The developmental functioning, social, and environmental backgrounds of a community-based, epidemiological sample of 7-year-old children with pure inattentive behavior (I-subtype, n=31, 1.3% of sample) were compared to that of children with pure overactive behavior (HI subtype, n=31) ADHD-Combined type (n=31) and a control group at the Maudsley Hospital, London, UK. A 2-item inattention subscale was derived from the Conners’ (1969) questionnaire, namely “Fails to finish things” and “Inattentive, easily distracted.” A cutoff score of 3 or more on these items was employed as the definition of inattentiveness. Other measures included parent and teacher interviews, general psychometric tests, Digit Span subtest of the WISC-R, Continuous performance task, paired-associates learning task, a Matching Familiar Figures Test, and objective measures of attentive behavior.

Inattentive behavior was significantly correlated with low self-esteem and need for repeated instructions in school, lower verbal IQ and general cognitive functioning, poor reading scores, and lower language related skills. Whereas the HI and Combined-ADHD groups showed more conduct and social-interaction problems, these outcomes were not encountered in the inattentive group. The fathers of inattentive children were more likely to have a low occupational status. [1]

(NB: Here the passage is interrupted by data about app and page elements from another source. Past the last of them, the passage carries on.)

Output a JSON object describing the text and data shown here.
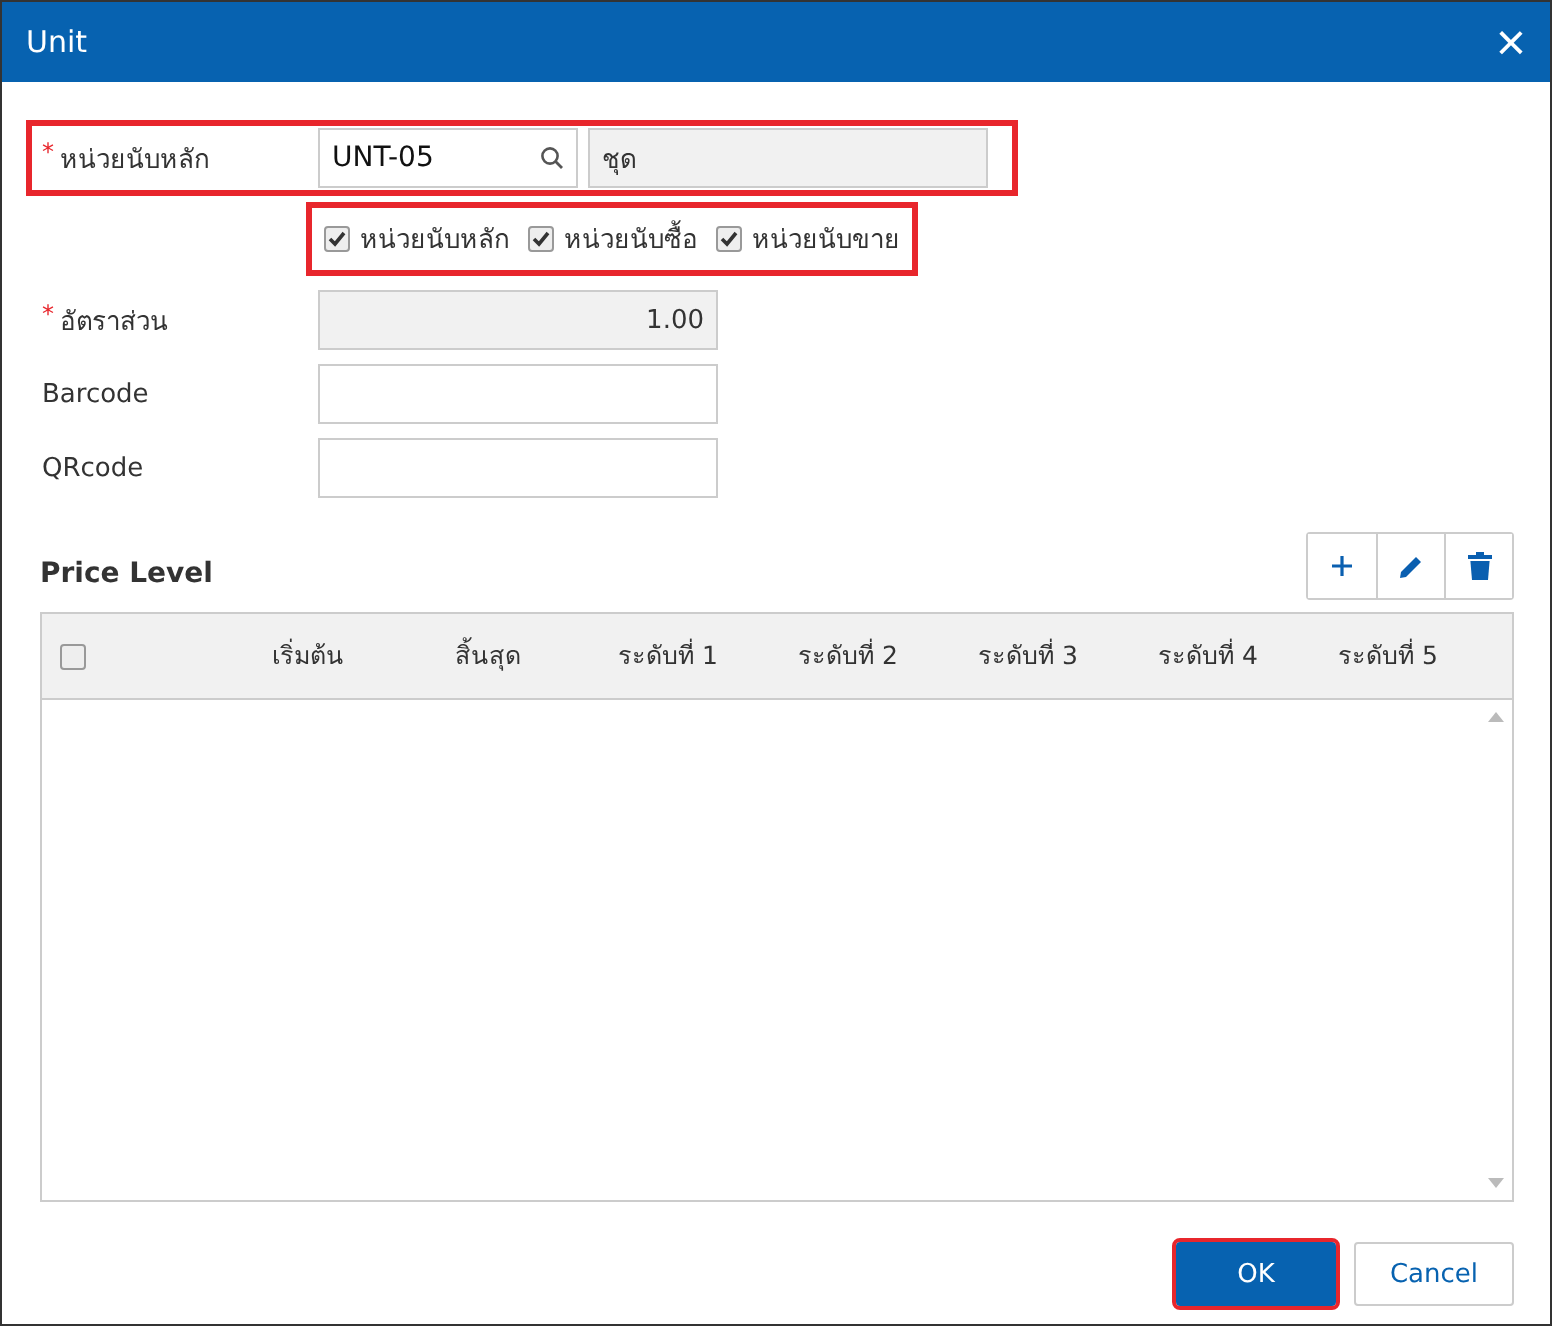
{
  "window": {
    "title": "Unit",
    "close": "×"
  },
  "main_unit": {
    "label": "หน่วยนับหลัก",
    "required_mark": "*",
    "value": "UNT-05",
    "name": "ชุด",
    "highlighted": true
  },
  "unit_flags": {
    "highlighted": true,
    "items": [
      {
        "label": "หน่วยนับหลัก",
        "checked": true
      },
      {
        "label": "หน่วยนับซื้อ",
        "checked": true
      },
      {
        "label": "หน่วยนับขาย",
        "checked": true
      }
    ]
  },
  "fields": [
    {
      "label": "อัตราส่วน",
      "required_mark": "*",
      "value": "1.00",
      "disabled": true
    },
    {
      "label": "Barcode",
      "disabled": false
    },
    {
      "label": "QRcode",
      "disabled": false
    }
  ],
  "price_level": {
    "title": "Price Level",
    "columns": [
      "เริ่มต้น",
      "สิ้นสุด",
      "ระดับที่ 1",
      "ระดับที่ 2",
      "ระดับที่ 3",
      "ระดับที่ 4",
      "ระดับที่ 5"
    ],
    "select_all_checked": false
  },
  "buttons": [
    {
      "label": "OK",
      "kind": "primary",
      "highlighted": true
    },
    {
      "label": "Cancel",
      "kind": "secondary",
      "highlighted": false
    }
  ]
}
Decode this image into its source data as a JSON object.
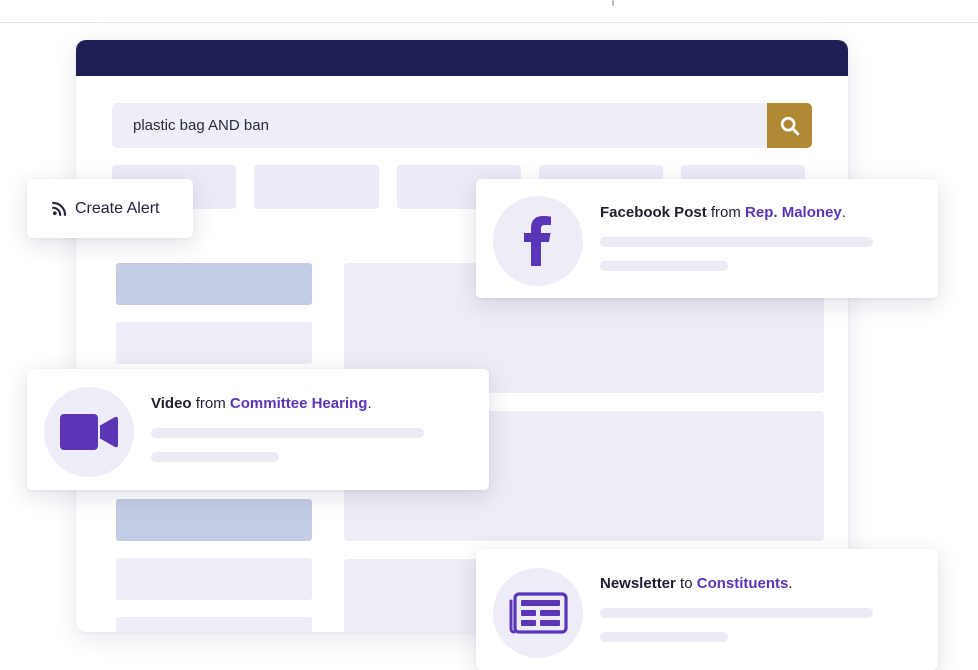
{
  "search": {
    "query": "plastic bag AND ban",
    "button_icon": "search-icon"
  },
  "alert": {
    "label": "Create Alert",
    "icon": "rss-icon"
  },
  "cards": {
    "facebook": {
      "type": "Facebook Post",
      "connector": "from",
      "source": "Rep. Maloney",
      "end": ".",
      "icon": "facebook-icon"
    },
    "video": {
      "type": "Video",
      "connector": "from",
      "source": "Committee Hearing",
      "end": ".",
      "icon": "video-camera-icon"
    },
    "newsletter": {
      "type": "Newsletter",
      "connector": "to",
      "source": "Constituents",
      "end": ".",
      "icon": "newsletter-icon"
    }
  },
  "colors": {
    "titlebar": "#1f1f57",
    "accent_purple": "#5b35b8",
    "search_button": "#b08a32",
    "skeleton": "#ebebf4"
  }
}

COMMENT. In this study conducted only in boys, inattentive behavior is a developmental risk factor for impairment of general cognitive functioning, poor reading and language skills, and a low self-esteem in school. In contrast to boys with hyperactivity and combined ADHD, pure inattentive behavior is not associated with increased susceptibility to conduct problems or disturbed family relationships. Early recognition of ADD-inattentive subtype should allow prompt interventional treatment. Although boys outnumber girls with a 4:1 ratio for ADHD-HI subtype, the sex ratio is lower (2:1) for the ADHD-Inattentive type. Inattentiveness is relatively more prevalent among girls with ADHD, and any sex-related cognitive and social risk factors would be of interest.

Parent-rated psychosocial correlates in preschool ADHD children.

In a study of 25 children with ADHD (21 males, 4 females; mean age 4.8 years), compared to 25 normal controls, at the IWK-Grace Health Centre, Halifax, Canada, parents rated their ADHD children as significantly more aggressive, more demanding, less socially skilled, and less compliant. In contrast, the children perceived themselves as equally competent and as socially accepted as their peers. The parents viewed themselves as less competent parents [2]. Presumably, these children had ADHD-combined type. No distinction of subtypes was made.